*** Opening of Information supplied ***

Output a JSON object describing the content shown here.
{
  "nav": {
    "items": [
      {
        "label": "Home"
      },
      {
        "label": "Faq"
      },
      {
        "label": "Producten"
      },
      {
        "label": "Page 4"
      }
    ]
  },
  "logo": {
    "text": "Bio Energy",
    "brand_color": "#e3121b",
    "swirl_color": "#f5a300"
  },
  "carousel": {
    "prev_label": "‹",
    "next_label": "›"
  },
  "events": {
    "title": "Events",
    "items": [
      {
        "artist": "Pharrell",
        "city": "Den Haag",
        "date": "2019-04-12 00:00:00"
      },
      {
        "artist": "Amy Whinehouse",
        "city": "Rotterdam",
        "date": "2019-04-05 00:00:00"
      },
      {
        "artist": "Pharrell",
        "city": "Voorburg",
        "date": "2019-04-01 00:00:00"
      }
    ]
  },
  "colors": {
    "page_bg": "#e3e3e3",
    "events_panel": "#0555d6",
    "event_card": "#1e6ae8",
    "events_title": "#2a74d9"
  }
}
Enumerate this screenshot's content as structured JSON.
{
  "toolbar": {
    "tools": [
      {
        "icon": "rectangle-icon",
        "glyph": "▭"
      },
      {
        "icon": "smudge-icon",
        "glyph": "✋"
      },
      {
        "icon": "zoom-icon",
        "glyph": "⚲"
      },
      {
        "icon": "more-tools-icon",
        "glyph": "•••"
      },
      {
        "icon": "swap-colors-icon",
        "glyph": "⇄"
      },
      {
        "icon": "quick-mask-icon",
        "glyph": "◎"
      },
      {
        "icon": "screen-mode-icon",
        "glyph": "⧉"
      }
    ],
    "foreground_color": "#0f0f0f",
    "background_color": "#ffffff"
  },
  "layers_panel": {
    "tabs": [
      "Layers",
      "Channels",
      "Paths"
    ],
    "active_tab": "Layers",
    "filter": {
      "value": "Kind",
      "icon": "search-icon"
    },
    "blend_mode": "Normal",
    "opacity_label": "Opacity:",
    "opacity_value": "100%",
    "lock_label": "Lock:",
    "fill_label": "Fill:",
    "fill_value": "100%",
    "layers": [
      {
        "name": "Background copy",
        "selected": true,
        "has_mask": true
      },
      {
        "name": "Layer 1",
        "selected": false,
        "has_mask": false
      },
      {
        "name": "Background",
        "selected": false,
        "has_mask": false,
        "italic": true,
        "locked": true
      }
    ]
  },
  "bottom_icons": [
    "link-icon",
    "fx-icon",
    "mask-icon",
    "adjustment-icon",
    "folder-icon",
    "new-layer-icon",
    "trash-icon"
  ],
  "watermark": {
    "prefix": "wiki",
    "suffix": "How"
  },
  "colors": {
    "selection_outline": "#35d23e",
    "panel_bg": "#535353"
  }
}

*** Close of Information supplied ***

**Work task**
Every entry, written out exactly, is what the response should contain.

**Answer below**
Output a JSON object describing the content shown here.
{
  "nav": {
    "items": [
      {
        "label": "Home"
      },
      {
        "label": "Faq"
      },
      {
        "label": "Producten"
      },
      {
        "label": "Page 4"
      }
    ]
  },
  "logo": {
    "text": "Bio Energy",
    "brand_color": "#e3121b",
    "swirl_color": "#f5a300"
  },
  "carousel": {
    "prev_label": "‹",
    "next_label": "›"
  },
  "events": {
    "title": "Events",
    "items": [
      {
        "artist": "Pharrell",
        "city": "Den Haag",
        "date": "2019-04-12 00:00:00"
      },
      {
        "artist": "Amy Whinehouse",
        "city": "Rotterdam",
        "date": "2019-04-05 00:00:00"
      },
      {
        "artist": "Pharrell",
        "city": "Voorburg",
        "date": "2019-04-01 00:00:00"
      }
    ]
  },
  "colors": {
    "page_bg": "#e3e3e3",
    "events_panel": "#0555d6",
    "event_card": "#1e6ae8",
    "events_title": "#2a74d9"
  }
}
Enumerate this screenshot's content as structured JSON.
{
  "toolbar": {
    "tools": [
      {
        "icon": "rectangle-icon",
        "glyph": "▭"
      },
      {
        "icon": "smudge-icon",
        "glyph": "✋"
      },
      {
        "icon": "zoom-icon",
        "glyph": "⚲"
      },
      {
        "icon": "more-tools-icon",
        "glyph": "•••"
      },
      {
        "icon": "swap-colors-icon",
        "glyph": "⇄"
      },
      {
        "icon": "quick-mask-icon",
        "glyph": "◎"
      },
      {
        "icon": "screen-mode-icon",
        "glyph": "⧉"
      }
    ],
    "foreground_color": "#0f0f0f",
    "background_color": "#ffffff"
  },
  "layers_panel": {
    "tabs": [
      "Layers",
      "Channels",
      "Paths"
    ],
    "active_tab": "Layers",
    "filter": {
      "value": "Kind",
      "icon": "search-icon"
    },
    "blend_mode": "Normal",
    "opacity_label": "Opacity:",
    "opacity_value": "100%",
    "lock_label": "Lock:",
    "fill_label": "Fill:",
    "fill_value": "100%",
    "layers": [
      {
        "name": "Background copy",
        "selected": true,
        "has_mask": true
      },
      {
        "name": "Layer 1",
        "selected": false,
        "has_mask": false
      },
      {
        "name": "Background",
        "selected": false,
        "has_mask": false,
        "italic": true,
        "locked": true
      }
    ]
  },
  "bottom_icons": [
    "link-icon",
    "fx-icon",
    "mask-icon",
    "adjustment-icon",
    "folder-icon",
    "new-layer-icon",
    "trash-icon"
  ],
  "watermark": {
    "prefix": "wiki",
    "suffix": "How"
  },
  "colors": {
    "selection_outline": "#35d23e",
    "panel_bg": "#535353"
  }
}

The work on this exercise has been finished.